Sunday, December 23, 2018

Holiday Review: SATOKO AND NADA

Webcomics continue to be the new frontier in manga, and Seven Seas has been on the forefront of bringing more personal and unique stories like this to the West.

SATOKO AND NADA (Satoko to Nada), by Yupechika.  First published in 2017 and first published in North America in 2018.


Satoko is a Japanese girl studying abroad in America, and by chance she ends up rooming with the vibrant Saudi girl Nada.  Satoko has a lot to learn about living life as a Muslim woman from Nada and her friends, and together the two face some of the everyday challenges of foreigners living in the USA.

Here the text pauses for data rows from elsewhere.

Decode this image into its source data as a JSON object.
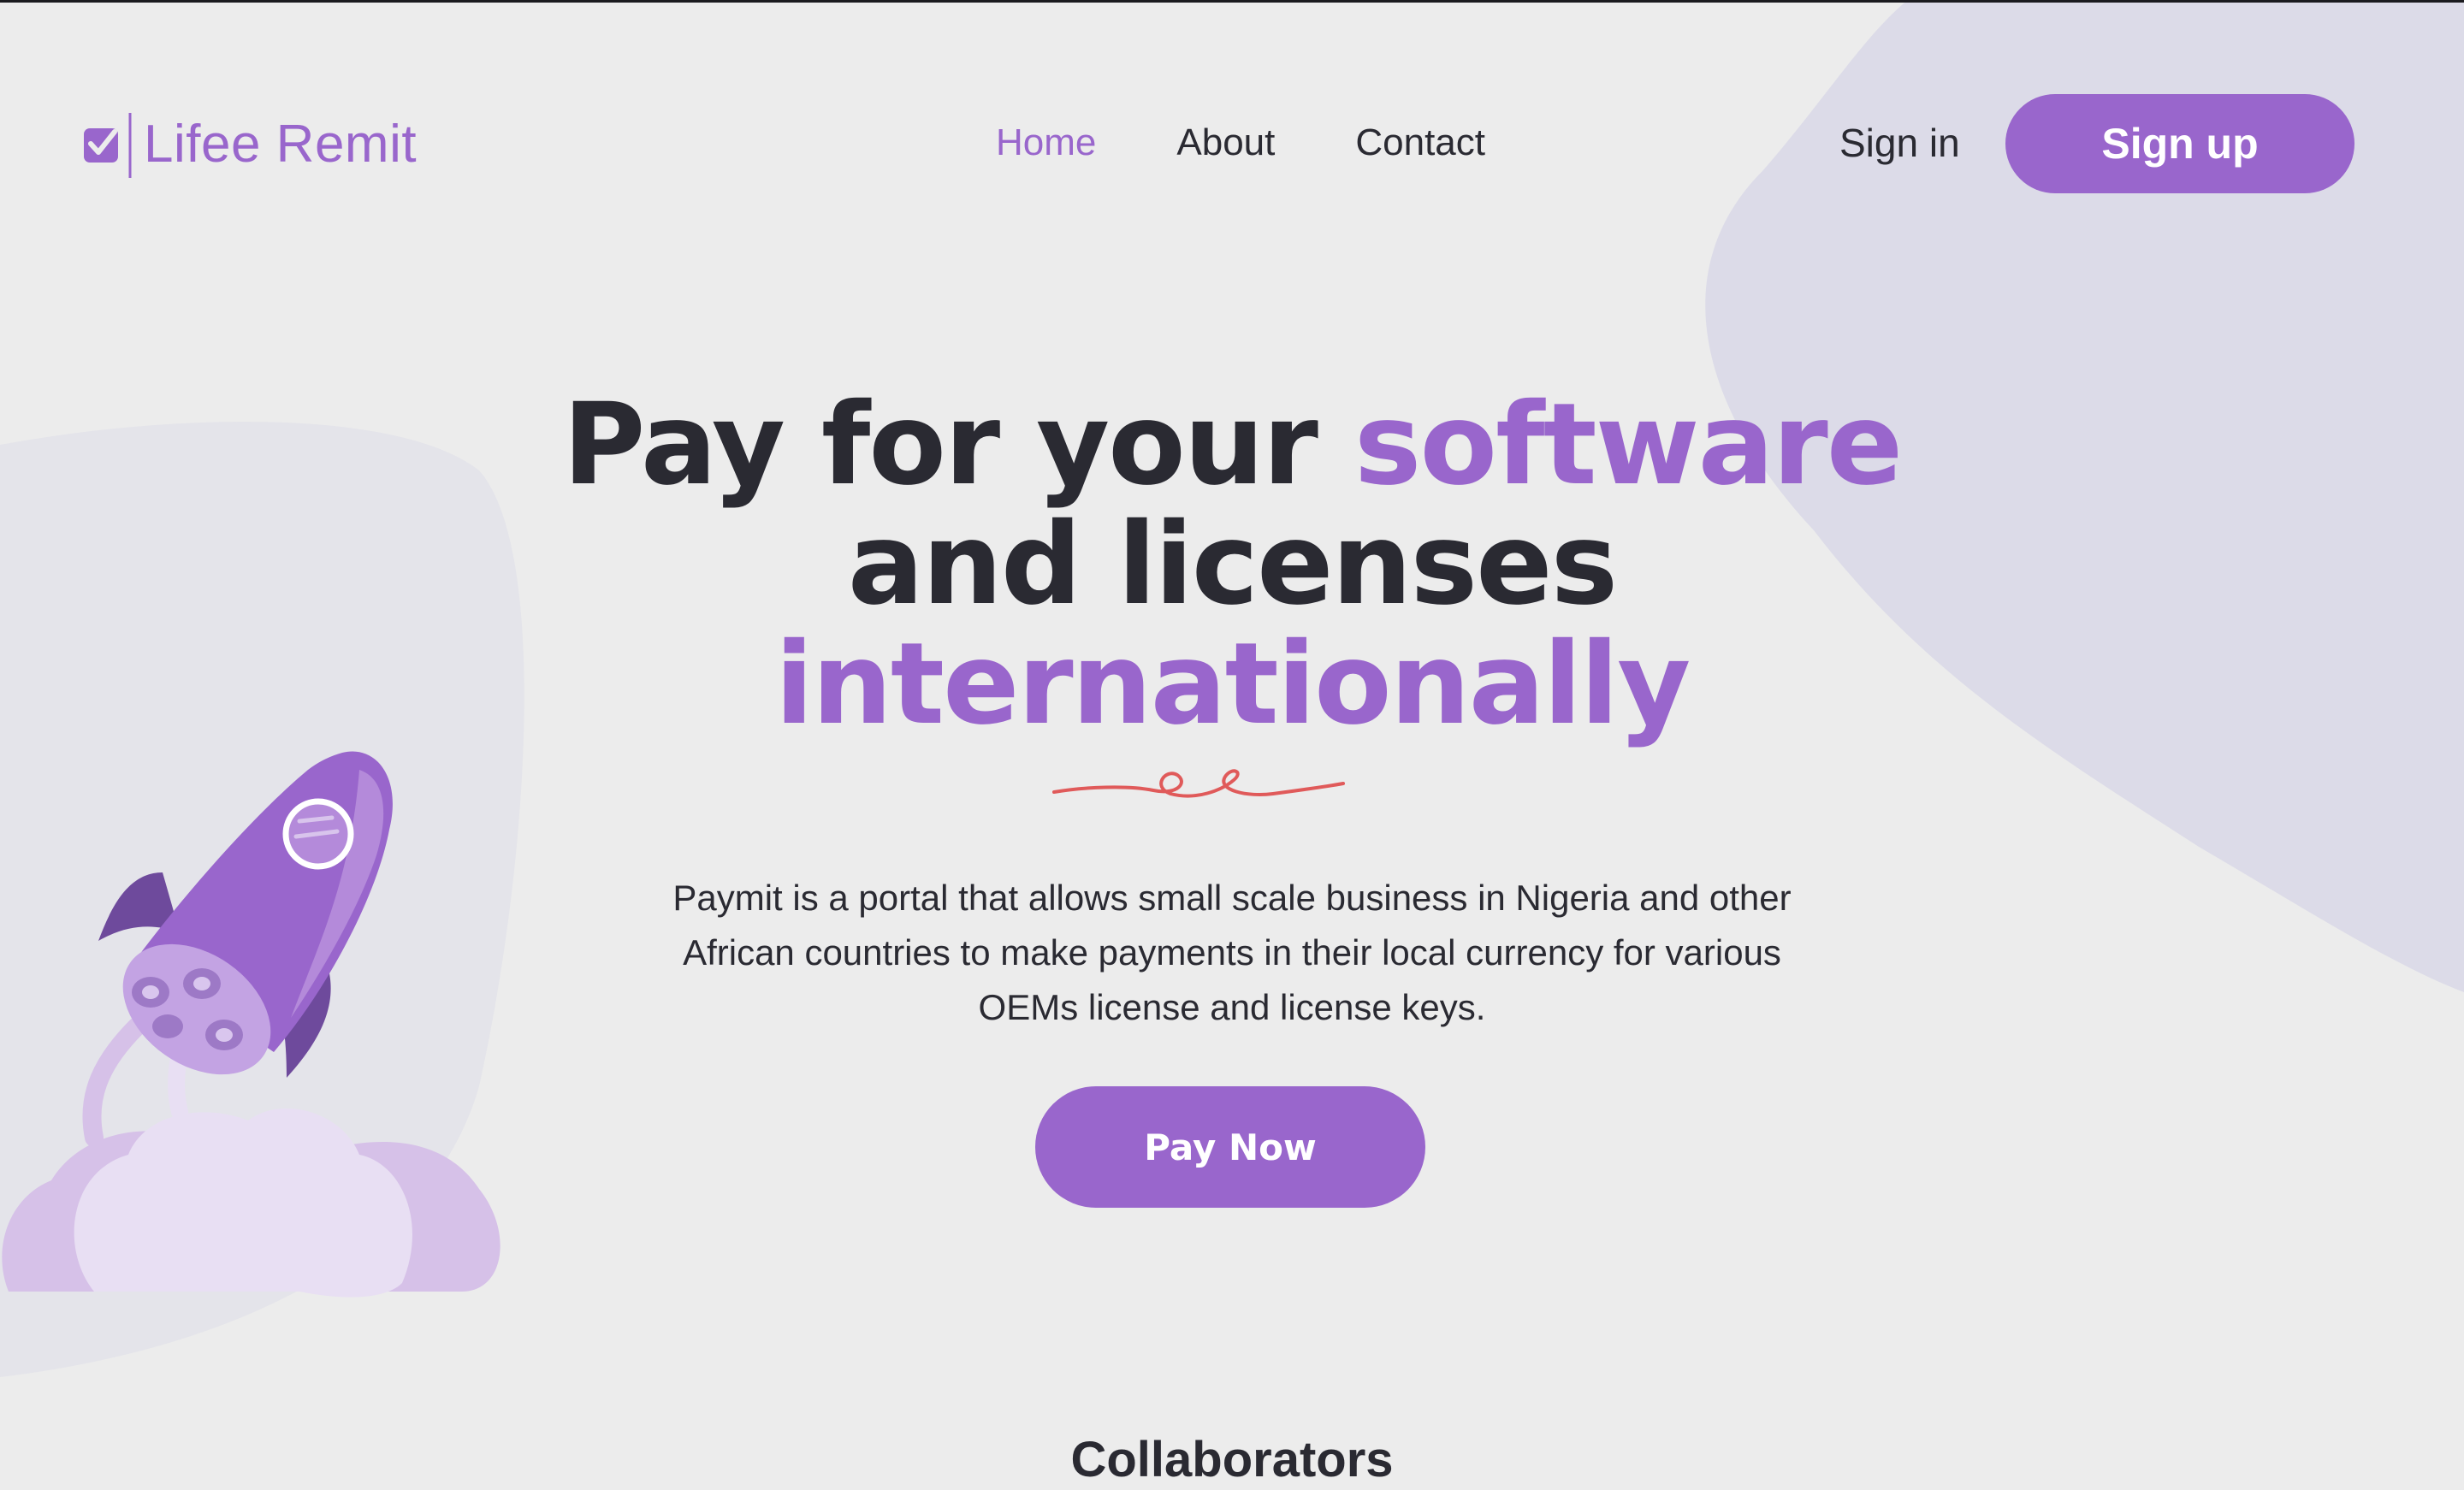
{
  "brand": {
    "name": "Lifee Remit",
    "logo_icon": "checkbox-icon",
    "accent_color": "#9966CC",
    "text_color": "#2A2A32",
    "background_color": "#ECECEC"
  },
  "nav": {
    "links": [
      {
        "label": "Home",
        "active": true
      },
      {
        "label": "About",
        "active": false
      },
      {
        "label": "Contact",
        "active": false
      }
    ],
    "signin_label": "Sign in",
    "signup_label": "Sign up"
  },
  "hero": {
    "title_line1_dark": "Pay for your",
    "title_line1_accent": "software",
    "title_line2": "and licenses",
    "title_line3": "internationally",
    "description": "Paymit is a portal that allows small scale business in Nigeria and other African countries to make payments in their local currency for various OEMs license and license keys.",
    "cta_label": "Pay Now",
    "illustration": "rocket-illustration",
    "underline_color": "#E05A5A"
  },
  "collaborators": {
    "heading": "Collaborators"
  }
}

It's pretty obvious that this started life as a webcomic.  It's basically a 4-koma at heart, but it has the sort of casual, hanging-out-with-friends attitude that a lot of amateur webcomics have.  That being said, it's easy to see how this gained a following.

In many ways it's an educational piece, as Nada ends up explaining things like the differences in head coverings, eating halal, daily prayer, etc to the oblivious Satoko.  There's also some more culturally specific stuff like Nada learning to drive (something which was until very recently forbidden to women in Saudi Arabia), but Yupechika isn't interested in examining the larger philosophical or socio-political ramifications of these things.  In a way, that's freeing because it allows Nada and her other Middle-Eastern friends to simply exist as they are without having to be representative of anything larger.  It's certainly a marked difference from how a lot of Western media deal with Muslim characters.

Most of the time, though, it's just casual stories of two young women living on their own and making friends in college.  In that sense, it's not that different from a lot of webcomics out there, save for the lack of jokes about video games and nerd culture.  It's not just Satoko and Nada learning about one another's cultures or the American one they find themselves in, but simply being friends and making friends.  There isn't any sort of larger story, simply smaller arcs around modest events like planning parties.  Even then, most of them are pleasant and low-stake (even the one where Satoko is almost kidnapped while trying to get back to her apartment).  The most dramatic things get are in a side-chapter at the end, where we see Nada living on her own before Satoko came along and feeling lonely.  Yet I think that was precisely was Yupechika was going for, though.  Satoko, Nada, and their growing circle of friends may all come from different places with different cultural or religious practices, but together they can create their own sense of community and belonging.


Yupechika is an amateur artist, and you can totally tell.  While they've got a good eye for distinct silhouettes, the art is kind of flat and stiff and that's not helped by the 4-koma format.  Still, she plays up the exotic looks of Nada and her friends with their wide, heavy-lidded eyes and their stylish fashion, while Satoko is positively plain with her beady eyes and messy bob.  She also finds room for a few good visual gags, including references to things like the 'salt bae' meme. 


In a day and age where so much hate and prejudice can be found across the internet, finding something like Satoko and Nada is downright healing.  It tells a story of cultural understanding and friendship in a lighthearted and even educational way without being preachy, and it comes highly recommended.

This series is published by Seven Seas.  This series is ongoing in Japan with 4 volumes available.  1 volume has been published and is currently in print.

Want a chance to win a $25 RightStuf gift certificate?  Then check out our Holiday Review Giveaway to learn how to enter!

No comments:

Post a Comment